For many years, all Cunard liners had a name ending -ia. It used to be one of those things that all schoolboys knew, that the first break with that tradition was the Queen Mary. The story was supposed to be that the big boss at Cunard went to see George V asking for permission to name the new liner Queen Victoria. Instead of coming straight to the point, he waffled on about a much-loved queen and Geo announced "I'll tell her Majesty. I'm sure she'll be very pleased." So the ship was named for his wife, Queen Mary of Teck. (Nothing to do with the thread on grade inflation :wink: )

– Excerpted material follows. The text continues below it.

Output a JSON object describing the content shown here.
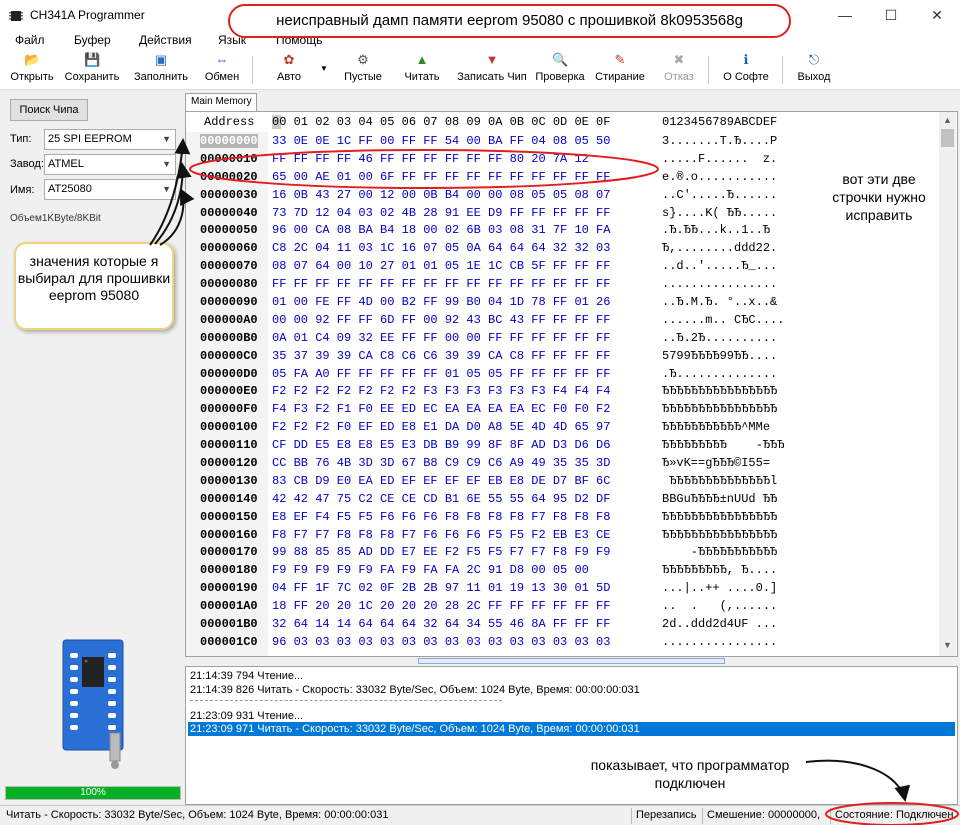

The next big Cunard liner was launched in 1938 and was named Queen Elizabeth in honour of the then Queen Elizabeth, wife of Gerorge VI. The eventual replacement was called Queen Elizabeth 2, not Queen Elizabeth II. ie the '2' indicates that this ship was the second ship named Queen Elizabeth, rather than being named for Queen Eilizabeth II.

I thought of this rag-bag of useless info when I was reading something about the Queen Mary 2 yesterday. Strangely enough, there was no booing at the launch of this ship, even though the work force's last Queen Mary (or rather Reine Marie) was the reviled Marie Antoinette and in France ships are masculine.